I divided this project, called RFly, into different parts so that my team could work in tandem. Every day we met and shared our progress. This was a great opportunity for me to give my researchers timely and frequent feedback and make sure we were all on track towards our deadline.
Collaboration was key, especially during my group’s first couple of months. While our permanent lab space was getting set up, we only had one cramped office in which we all sat and worked together. But by mid-December, our lab was ready and we moved into a new space with high ceilings. We could finally fly our drones there and start testing our ideas! It was all very exciting.

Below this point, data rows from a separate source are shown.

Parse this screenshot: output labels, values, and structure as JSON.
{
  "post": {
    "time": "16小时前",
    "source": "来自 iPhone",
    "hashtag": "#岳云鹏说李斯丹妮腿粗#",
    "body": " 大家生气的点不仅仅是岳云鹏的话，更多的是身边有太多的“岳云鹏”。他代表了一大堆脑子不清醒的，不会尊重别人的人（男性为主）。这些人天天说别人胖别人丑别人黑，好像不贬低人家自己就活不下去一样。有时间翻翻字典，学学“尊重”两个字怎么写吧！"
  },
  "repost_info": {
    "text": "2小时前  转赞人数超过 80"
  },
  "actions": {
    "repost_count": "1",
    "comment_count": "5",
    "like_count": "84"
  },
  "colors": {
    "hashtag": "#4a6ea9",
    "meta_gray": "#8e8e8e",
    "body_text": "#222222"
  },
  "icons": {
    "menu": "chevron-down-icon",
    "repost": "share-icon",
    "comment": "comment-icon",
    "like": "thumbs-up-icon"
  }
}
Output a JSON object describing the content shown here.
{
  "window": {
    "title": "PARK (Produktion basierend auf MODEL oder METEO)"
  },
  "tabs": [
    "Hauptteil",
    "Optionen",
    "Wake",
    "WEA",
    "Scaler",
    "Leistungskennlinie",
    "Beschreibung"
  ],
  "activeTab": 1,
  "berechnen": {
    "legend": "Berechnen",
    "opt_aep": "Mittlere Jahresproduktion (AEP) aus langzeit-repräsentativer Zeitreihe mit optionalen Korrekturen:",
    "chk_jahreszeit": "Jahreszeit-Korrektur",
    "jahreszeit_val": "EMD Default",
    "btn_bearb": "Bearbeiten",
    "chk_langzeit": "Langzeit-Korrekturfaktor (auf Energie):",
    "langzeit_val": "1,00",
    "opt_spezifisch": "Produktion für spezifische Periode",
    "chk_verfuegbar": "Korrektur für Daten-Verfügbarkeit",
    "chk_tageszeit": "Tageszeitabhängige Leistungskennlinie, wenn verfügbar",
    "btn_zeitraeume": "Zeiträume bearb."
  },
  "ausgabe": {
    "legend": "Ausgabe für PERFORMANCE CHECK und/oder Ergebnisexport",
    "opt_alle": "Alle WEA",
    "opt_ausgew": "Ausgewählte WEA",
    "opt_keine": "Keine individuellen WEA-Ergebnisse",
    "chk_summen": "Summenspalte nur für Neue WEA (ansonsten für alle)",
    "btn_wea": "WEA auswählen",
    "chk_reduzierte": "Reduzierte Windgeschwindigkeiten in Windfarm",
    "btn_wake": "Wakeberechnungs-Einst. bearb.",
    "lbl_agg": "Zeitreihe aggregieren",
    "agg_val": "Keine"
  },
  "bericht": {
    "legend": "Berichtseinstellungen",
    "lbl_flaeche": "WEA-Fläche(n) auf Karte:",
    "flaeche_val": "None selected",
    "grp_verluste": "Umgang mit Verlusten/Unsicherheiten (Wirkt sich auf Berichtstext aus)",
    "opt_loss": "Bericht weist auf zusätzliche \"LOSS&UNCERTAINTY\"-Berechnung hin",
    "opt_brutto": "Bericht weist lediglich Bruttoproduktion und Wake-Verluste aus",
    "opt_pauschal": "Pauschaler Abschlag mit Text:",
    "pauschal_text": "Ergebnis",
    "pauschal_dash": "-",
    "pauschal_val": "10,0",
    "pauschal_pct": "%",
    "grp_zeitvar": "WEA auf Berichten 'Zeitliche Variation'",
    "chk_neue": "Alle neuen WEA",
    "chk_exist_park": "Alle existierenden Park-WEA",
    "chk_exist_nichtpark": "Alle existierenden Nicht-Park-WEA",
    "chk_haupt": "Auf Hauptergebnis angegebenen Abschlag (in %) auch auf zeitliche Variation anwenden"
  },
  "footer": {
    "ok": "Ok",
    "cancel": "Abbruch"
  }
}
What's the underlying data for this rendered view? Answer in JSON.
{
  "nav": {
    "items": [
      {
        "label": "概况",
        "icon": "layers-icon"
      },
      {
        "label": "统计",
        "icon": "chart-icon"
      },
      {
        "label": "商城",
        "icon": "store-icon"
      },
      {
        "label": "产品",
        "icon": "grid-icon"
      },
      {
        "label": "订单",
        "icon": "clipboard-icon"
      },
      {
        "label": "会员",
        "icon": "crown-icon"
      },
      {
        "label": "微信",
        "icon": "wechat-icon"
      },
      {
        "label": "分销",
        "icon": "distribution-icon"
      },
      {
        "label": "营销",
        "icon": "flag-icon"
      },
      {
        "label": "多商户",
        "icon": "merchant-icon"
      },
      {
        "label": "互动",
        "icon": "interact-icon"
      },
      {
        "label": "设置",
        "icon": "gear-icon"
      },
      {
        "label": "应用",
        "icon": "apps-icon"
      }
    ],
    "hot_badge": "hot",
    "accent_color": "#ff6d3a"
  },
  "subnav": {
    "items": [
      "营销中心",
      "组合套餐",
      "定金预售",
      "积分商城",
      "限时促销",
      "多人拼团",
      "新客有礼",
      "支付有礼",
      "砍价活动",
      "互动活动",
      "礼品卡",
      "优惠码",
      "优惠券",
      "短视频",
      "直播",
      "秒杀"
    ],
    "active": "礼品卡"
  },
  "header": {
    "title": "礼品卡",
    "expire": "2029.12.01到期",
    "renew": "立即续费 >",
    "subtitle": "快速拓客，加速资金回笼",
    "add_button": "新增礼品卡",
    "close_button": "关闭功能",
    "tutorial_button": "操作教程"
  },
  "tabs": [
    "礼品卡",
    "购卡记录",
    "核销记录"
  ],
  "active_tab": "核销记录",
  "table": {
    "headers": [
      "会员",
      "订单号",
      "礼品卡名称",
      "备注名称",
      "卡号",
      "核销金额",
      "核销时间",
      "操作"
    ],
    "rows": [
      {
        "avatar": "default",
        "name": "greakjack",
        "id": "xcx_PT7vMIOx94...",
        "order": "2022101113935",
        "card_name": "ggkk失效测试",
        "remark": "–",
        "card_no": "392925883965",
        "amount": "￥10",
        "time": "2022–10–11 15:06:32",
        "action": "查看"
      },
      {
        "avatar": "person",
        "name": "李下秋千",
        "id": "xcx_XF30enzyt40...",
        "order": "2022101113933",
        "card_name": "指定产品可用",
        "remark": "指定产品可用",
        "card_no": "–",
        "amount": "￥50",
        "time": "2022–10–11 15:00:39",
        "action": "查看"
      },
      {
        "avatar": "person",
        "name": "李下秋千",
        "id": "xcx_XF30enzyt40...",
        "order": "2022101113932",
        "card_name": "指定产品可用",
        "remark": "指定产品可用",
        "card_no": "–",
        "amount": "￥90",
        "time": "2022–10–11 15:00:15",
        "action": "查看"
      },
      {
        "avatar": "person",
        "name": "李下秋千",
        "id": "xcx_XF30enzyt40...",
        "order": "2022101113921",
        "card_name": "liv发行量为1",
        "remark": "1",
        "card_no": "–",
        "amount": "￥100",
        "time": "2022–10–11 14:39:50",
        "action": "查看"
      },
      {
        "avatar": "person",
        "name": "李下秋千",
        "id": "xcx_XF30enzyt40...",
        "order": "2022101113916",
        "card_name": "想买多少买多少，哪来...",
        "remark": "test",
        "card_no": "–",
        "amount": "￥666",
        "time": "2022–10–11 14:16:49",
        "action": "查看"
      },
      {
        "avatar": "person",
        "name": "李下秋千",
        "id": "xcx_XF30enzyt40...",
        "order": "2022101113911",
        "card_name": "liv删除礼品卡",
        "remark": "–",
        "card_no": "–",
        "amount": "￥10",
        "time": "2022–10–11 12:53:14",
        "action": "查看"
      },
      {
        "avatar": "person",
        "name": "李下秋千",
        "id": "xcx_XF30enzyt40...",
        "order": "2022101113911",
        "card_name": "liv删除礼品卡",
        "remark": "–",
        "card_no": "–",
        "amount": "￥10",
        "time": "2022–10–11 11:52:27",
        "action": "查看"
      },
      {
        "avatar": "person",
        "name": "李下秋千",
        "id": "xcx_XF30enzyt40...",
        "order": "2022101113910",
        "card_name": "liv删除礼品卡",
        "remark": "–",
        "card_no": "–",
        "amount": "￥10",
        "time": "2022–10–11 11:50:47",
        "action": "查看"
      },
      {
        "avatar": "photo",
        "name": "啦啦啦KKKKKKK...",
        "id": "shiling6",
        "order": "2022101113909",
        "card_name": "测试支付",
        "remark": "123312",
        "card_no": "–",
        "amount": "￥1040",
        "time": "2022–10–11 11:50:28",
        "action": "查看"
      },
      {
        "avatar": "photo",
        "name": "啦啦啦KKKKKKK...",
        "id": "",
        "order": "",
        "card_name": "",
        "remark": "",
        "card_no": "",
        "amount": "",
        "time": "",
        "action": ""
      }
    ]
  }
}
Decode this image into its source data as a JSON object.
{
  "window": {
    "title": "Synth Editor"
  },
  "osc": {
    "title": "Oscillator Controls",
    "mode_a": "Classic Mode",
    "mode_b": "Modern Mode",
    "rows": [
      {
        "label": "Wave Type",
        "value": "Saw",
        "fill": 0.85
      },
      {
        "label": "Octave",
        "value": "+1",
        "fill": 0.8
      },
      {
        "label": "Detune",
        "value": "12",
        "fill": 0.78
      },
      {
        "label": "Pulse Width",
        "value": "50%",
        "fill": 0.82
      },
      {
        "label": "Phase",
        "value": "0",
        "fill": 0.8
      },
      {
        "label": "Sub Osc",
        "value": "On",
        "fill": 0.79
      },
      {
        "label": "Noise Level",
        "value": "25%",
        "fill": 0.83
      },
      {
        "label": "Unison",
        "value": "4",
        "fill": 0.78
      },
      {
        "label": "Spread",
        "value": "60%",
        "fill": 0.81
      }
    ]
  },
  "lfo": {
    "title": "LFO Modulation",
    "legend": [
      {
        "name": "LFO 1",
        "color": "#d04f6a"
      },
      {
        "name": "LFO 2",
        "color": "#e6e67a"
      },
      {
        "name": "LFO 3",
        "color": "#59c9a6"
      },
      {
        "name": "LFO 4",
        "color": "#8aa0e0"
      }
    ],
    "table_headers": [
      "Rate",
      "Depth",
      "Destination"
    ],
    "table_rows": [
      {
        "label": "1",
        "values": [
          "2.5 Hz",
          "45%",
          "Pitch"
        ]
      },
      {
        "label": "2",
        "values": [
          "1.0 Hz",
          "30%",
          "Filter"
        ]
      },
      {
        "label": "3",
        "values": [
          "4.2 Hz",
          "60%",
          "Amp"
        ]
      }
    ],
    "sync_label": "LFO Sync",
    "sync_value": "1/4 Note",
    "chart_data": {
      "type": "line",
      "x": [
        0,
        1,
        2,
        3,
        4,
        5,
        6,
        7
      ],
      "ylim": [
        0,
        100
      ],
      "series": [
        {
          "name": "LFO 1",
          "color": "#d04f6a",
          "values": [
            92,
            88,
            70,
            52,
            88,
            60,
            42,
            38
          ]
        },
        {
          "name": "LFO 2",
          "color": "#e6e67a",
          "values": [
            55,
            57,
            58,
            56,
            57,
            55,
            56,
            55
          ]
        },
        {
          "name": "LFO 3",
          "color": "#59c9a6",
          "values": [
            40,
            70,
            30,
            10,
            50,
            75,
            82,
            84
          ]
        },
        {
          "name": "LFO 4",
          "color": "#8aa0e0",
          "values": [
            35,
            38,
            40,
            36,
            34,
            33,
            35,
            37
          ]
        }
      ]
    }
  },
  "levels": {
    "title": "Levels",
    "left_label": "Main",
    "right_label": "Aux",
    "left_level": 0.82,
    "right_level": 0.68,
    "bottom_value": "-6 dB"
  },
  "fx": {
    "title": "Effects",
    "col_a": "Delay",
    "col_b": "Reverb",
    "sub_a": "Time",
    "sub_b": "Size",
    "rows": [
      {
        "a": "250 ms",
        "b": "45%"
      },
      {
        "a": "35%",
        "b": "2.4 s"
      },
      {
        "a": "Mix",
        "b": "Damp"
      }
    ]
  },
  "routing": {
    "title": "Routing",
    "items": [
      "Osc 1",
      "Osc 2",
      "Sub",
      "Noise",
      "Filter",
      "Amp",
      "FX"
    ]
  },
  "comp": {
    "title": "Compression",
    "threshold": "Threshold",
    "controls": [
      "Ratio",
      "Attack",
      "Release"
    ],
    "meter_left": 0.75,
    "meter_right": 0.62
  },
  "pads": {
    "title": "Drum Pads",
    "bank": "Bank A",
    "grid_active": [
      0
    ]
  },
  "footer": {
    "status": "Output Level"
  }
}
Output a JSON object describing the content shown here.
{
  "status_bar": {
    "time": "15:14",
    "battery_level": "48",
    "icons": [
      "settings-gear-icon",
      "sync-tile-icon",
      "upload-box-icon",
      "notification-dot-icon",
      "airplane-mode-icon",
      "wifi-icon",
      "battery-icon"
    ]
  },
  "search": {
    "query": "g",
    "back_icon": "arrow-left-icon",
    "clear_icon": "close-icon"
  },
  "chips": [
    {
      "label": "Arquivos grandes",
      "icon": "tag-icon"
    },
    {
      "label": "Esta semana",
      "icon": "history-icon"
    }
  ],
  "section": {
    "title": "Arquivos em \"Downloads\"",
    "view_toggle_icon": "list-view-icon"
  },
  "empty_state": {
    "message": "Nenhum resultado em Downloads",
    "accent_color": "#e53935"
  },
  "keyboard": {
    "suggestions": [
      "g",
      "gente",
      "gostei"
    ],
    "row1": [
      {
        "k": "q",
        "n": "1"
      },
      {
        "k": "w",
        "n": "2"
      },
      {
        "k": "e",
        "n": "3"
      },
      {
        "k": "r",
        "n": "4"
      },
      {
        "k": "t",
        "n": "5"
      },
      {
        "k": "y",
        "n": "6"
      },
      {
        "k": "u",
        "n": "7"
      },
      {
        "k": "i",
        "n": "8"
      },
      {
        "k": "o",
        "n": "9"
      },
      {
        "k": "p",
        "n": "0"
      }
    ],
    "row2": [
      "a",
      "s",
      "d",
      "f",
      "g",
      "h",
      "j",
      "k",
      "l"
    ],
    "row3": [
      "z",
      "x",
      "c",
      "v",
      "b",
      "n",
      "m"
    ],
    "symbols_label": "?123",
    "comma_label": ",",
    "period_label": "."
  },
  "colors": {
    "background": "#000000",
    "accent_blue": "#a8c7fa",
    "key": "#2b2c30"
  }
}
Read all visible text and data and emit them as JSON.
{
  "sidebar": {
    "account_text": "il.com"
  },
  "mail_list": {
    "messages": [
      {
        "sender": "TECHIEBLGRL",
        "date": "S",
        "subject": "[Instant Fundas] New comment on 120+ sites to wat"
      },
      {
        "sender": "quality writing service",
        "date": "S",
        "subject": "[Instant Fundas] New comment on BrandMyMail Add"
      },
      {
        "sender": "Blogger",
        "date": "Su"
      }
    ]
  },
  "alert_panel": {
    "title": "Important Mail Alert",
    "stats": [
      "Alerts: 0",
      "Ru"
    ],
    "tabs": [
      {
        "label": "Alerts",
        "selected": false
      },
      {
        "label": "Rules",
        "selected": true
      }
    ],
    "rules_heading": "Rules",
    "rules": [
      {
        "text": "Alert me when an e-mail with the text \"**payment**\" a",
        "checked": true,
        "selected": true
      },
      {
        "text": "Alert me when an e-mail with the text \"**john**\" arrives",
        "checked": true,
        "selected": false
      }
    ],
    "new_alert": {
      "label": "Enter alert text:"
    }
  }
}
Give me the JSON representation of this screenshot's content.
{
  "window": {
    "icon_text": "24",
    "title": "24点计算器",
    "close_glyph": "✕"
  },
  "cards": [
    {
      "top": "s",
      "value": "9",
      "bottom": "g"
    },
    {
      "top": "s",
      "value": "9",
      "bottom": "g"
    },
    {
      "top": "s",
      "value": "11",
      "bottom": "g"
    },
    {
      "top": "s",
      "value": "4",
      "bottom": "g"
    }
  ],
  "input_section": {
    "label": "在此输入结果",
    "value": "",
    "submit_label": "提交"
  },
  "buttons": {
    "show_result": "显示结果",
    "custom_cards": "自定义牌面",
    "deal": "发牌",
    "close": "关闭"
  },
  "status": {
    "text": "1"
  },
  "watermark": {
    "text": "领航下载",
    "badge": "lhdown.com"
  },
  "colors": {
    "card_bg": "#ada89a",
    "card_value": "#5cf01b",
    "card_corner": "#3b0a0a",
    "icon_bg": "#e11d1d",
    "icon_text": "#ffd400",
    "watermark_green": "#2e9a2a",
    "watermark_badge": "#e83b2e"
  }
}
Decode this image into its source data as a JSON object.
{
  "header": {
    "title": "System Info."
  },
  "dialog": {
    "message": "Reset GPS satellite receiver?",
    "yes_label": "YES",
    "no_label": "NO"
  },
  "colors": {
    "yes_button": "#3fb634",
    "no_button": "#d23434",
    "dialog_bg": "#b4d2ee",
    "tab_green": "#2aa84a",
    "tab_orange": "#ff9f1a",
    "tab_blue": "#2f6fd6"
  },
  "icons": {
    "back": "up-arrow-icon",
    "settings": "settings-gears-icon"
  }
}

But there were some hurdles, and the first one arose too soon. The airborne circuit we had sent for fabrication was delayed. Upon contacting the fabrication company, we found out that they’d made an error and hadn’t started fabricating our circuit. This meant that we would not be able to submit our paper on time.
So, I pivoted my team to work on a complementary research question: Could we transform the battery-free wireless stickers into powerful radars without any hardware modification? Answering this question would allow us to obviate the need for the delayed circuit. While it would not solve the same problems as our drone-based design at the scale of warehouses, it could still have enormous implications for smart environments, robotics, and virtual reality.
During the following stressful week, my brilliant team was able to make significant progress on this new idea. At the same time, I contacted the fabrication company and requested expediting the assembly to make up for their delay. The director promised to honor my request, but I did not share his response with my researchers as I did not want to raise their hopes prematurely. Fortunately, the fabricated circuits arrived the week after, and we were all very happy to resume working on the drone-based project. We were two weeks behind schedule, but I promised my team that we could still make the deadline if we pushed hard enough. And we did.
More importantly, the progress that we’d made as we were waiting for the delayed circuit meant that by the time we had submitted our first paper, RFly, our stickers-to-radar project, called RFind, had already taken off. In the subsequent weeks, we built on our initial progress and designed algorithms that exploit the physics of battery-free stickers to enable precise positioning.
The video below shows how RFind can solve common problems in our everyday lives—like finding misplaced keys, wallets, or glasses. We also demonstrated how the same algorithms can enable various applications in virtual reality, robotics, and smart environments.